(Beginning of Provided records)

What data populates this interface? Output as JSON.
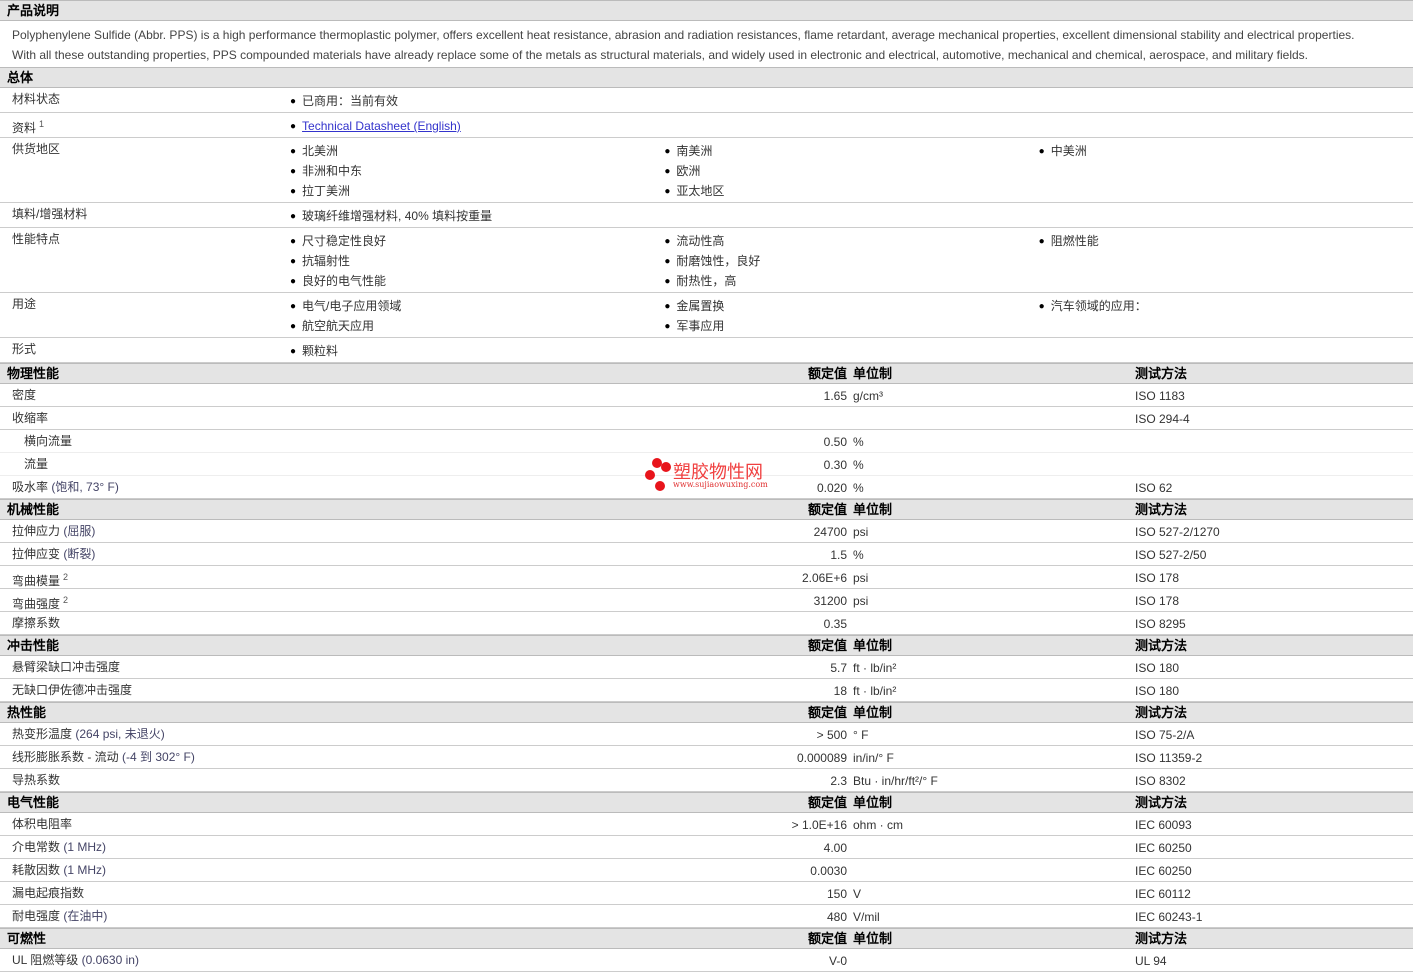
{
  "description": {
    "title": "产品说明",
    "lines": [
      "Polyphenylene Sulfide (Abbr. PPS) is a high performance thermoplastic polymer, offers excellent heat resistance, abrasion and radiation resistances, flame retardant, average mechanical properties, excellent dimensional stability and electrical properties.",
      "With all these outstanding properties, PPS compounded materials have already replace some of the metals as structural materials, and widely used in electronic and electrical, automotive, mechanical and chemical, aerospace, and military fields."
    ]
  },
  "general": {
    "title": "总体",
    "rows": [
      {
        "label": "材料状态",
        "cols": [
          [
            "已商用：当前有效"
          ]
        ]
      },
      {
        "label": "资料",
        "sup": "1",
        "link": "Technical Datasheet (English)"
      },
      {
        "label": "供货地区",
        "cols": [
          [
            "北美洲",
            "非洲和中东",
            "拉丁美洲"
          ],
          [
            "南美洲",
            "欧洲",
            "亚太地区"
          ],
          [
            "中美洲"
          ]
        ]
      },
      {
        "label": "填料/增强材料",
        "cols": [
          [
            "玻璃纤维增强材料, 40% 填料按重量"
          ]
        ]
      },
      {
        "label": "性能特点",
        "cols": [
          [
            "尺寸稳定性良好",
            "抗辐射性",
            "良好的电气性能"
          ],
          [
            "流动性高",
            "耐磨蚀性，良好",
            "耐热性，高"
          ],
          [
            "阻燃性能"
          ]
        ]
      },
      {
        "label": "用途",
        "cols": [
          [
            "电气/电子应用领域",
            "航空航天应用"
          ],
          [
            "金属置换",
            "军事应用"
          ],
          [
            "汽车领域的应用："
          ]
        ]
      },
      {
        "label": "形式",
        "cols": [
          [
            "颗粒料"
          ]
        ]
      }
    ]
  },
  "columns": {
    "value": "额定值",
    "unit": "单位制",
    "method": "测试方法"
  },
  "sections": [
    {
      "title": "物理性能",
      "rows": [
        {
          "label": "密度",
          "value": "1.65",
          "unit": "g/cm³",
          "method": "ISO 1183"
        },
        {
          "label": "收缩率",
          "value": "",
          "unit": "",
          "method": "ISO 294-4"
        },
        {
          "label": "横向流量",
          "sub": true,
          "value": "0.50",
          "unit": "%",
          "method": ""
        },
        {
          "label": "流量",
          "sub": true,
          "value": "0.30",
          "unit": "%",
          "method": ""
        },
        {
          "label": "吸水率",
          "cond": "(饱和, 73° F)",
          "value": "0.020",
          "unit": "%",
          "method": "ISO 62"
        }
      ]
    },
    {
      "title": "机械性能",
      "rows": [
        {
          "label": "拉伸应力",
          "cond": "(屈服)",
          "value": "24700",
          "unit": "psi",
          "method": "ISO 527-2/1270"
        },
        {
          "label": "拉伸应变",
          "cond": "(断裂)",
          "value": "1.5",
          "unit": "%",
          "method": "ISO 527-2/50"
        },
        {
          "label": "弯曲模量",
          "sup": "2",
          "value": "2.06E+6",
          "unit": "psi",
          "method": "ISO 178"
        },
        {
          "label": "弯曲强度",
          "sup": "2",
          "value": "31200",
          "unit": "psi",
          "method": "ISO 178"
        },
        {
          "label": "摩擦系数",
          "value": "0.35",
          "unit": "",
          "method": "ISO 8295"
        }
      ]
    },
    {
      "title": "冲击性能",
      "rows": [
        {
          "label": "悬臂梁缺口冲击强度",
          "value": "5.7",
          "unit": "ft · lb/in²",
          "method": "ISO 180"
        },
        {
          "label": "无缺口伊佐德冲击强度",
          "value": "18",
          "unit": "ft · lb/in²",
          "method": "ISO 180"
        }
      ]
    },
    {
      "title": "热性能",
      "rows": [
        {
          "label": "热变形温度",
          "cond": "(264 psi, 未退火)",
          "value": "> 500",
          "unit": "° F",
          "method": "ISO 75-2/A"
        },
        {
          "label": "线形膨胀系数 - 流动",
          "cond": "(-4 到 302° F)",
          "value": "0.000089",
          "unit": "in/in/° F",
          "method": "ISO 11359-2"
        },
        {
          "label": "导热系数",
          "value": "2.3",
          "unit": "Btu · in/hr/ft²/° F",
          "method": "ISO 8302"
        }
      ]
    },
    {
      "title": "电气性能",
      "rows": [
        {
          "label": "体积电阻率",
          "value": "> 1.0E+16",
          "unit": "ohm · cm",
          "method": "IEC 60093"
        },
        {
          "label": "介电常数",
          "cond": "(1 MHz)",
          "value": "4.00",
          "unit": "",
          "method": "IEC 60250"
        },
        {
          "label": "耗散因数",
          "cond": "(1 MHz)",
          "value": "0.0030",
          "unit": "",
          "method": "IEC 60250"
        },
        {
          "label": "漏电起痕指数",
          "value": "150",
          "unit": "V",
          "method": "IEC 60112"
        },
        {
          "label": "耐电强度",
          "cond": "(在油中)",
          "value": "480",
          "unit": "V/mil",
          "method": "IEC 60243-1"
        }
      ]
    },
    {
      "title": "可燃性",
      "rows": [
        {
          "label": "UL 阻燃等级",
          "cond": "(0.0630 in)",
          "value": "V-0",
          "unit": "",
          "method": "UL 94"
        }
      ]
    }
  ],
  "watermark": {
    "name": "塑胶物性网",
    "url": "www.sujiaowuxing.com"
  }
}
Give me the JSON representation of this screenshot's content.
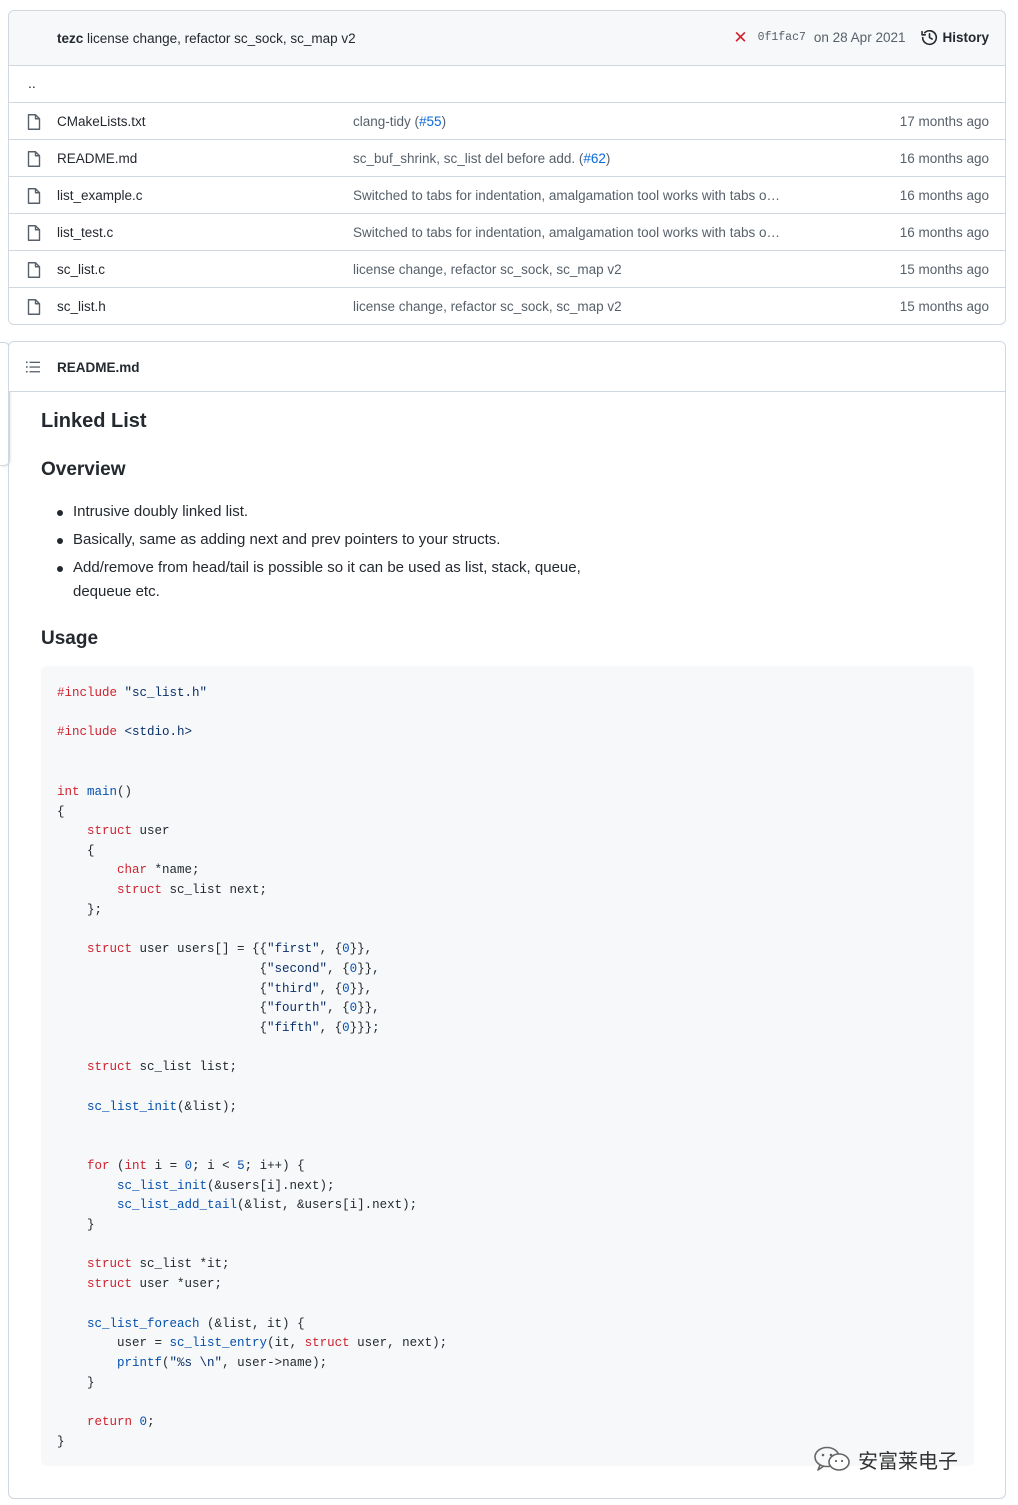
{
  "commit": {
    "author": "tezc",
    "message": "license change, refactor sc_sock, sc_map v2",
    "status_icon": "x-icon",
    "sha": "0f1fac7",
    "date": "on 28 Apr 2021",
    "history_label": "History"
  },
  "parent_link": "..",
  "files": [
    {
      "name": "CMakeLists.txt",
      "commit_text": "clang-tidy (",
      "commit_pr": "#55",
      "commit_tail": ")",
      "age": "17 months ago"
    },
    {
      "name": "README.md",
      "commit_text": "sc_buf_shrink, sc_list del before add. (",
      "commit_pr": "#62",
      "commit_tail": ")",
      "age": "16 months ago"
    },
    {
      "name": "list_example.c",
      "commit_text": "Switched to tabs for indentation, amalgamation tool works with tabs o…",
      "commit_pr": "",
      "commit_tail": "",
      "age": "16 months ago"
    },
    {
      "name": "list_test.c",
      "commit_text": "Switched to tabs for indentation, amalgamation tool works with tabs o…",
      "commit_pr": "",
      "commit_tail": "",
      "age": "16 months ago"
    },
    {
      "name": "sc_list.c",
      "commit_text": "license change, refactor sc_sock, sc_map v2",
      "commit_pr": "",
      "commit_tail": "",
      "age": "15 months ago"
    },
    {
      "name": "sc_list.h",
      "commit_text": "license change, refactor sc_sock, sc_map v2",
      "commit_pr": "",
      "commit_tail": "",
      "age": "15 months ago"
    }
  ],
  "readme": {
    "file_label": "README.md",
    "title": "Linked List",
    "overview_heading": "Overview",
    "bullets": [
      "Intrusive doubly linked list.",
      "Basically, same as adding next and prev pointers to your structs.",
      "Add/remove from head/tail is possible so it can be used as list, stack, queue, dequeue etc."
    ],
    "usage_heading": "Usage"
  },
  "code_lines": [
    "#include \"sc_list.h\"",
    "#include <stdio.h>",
    "int main()",
    "{",
    "    struct user",
    "    {",
    "        char *name;",
    "        struct sc_list next;",
    "    };",
    "    struct user users[] = {{\"first\", {0}},",
    "                           {\"second\", {0}},",
    "                           {\"third\", {0}},",
    "                           {\"fourth\", {0}},",
    "                           {\"fifth\", {0}}};",
    "    struct sc_list list;",
    "    sc_list_init(&list);",
    "    for (int i = 0; i < 5; i++) {",
    "        sc_list_init(&users[i].next);",
    "        sc_list_add_tail(&list, &users[i].next);",
    "    }",
    "    struct sc_list *it;",
    "    struct user *user;",
    "    sc_list_foreach (&list, it) {",
    "        user = sc_list_entry(it, struct user, next);",
    "        printf(\"%s \\n\", user->name);",
    "    }",
    "    return 0;",
    "}"
  ],
  "watermark": "安富莱电子"
}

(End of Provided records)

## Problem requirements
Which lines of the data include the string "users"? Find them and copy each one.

## Solution
    "    struct user users[] = {{\"first\", {0}},",
    "        sc_list_init(&users[i].next);",
    "        sc_list_add_tail(&list, &users[i].next);",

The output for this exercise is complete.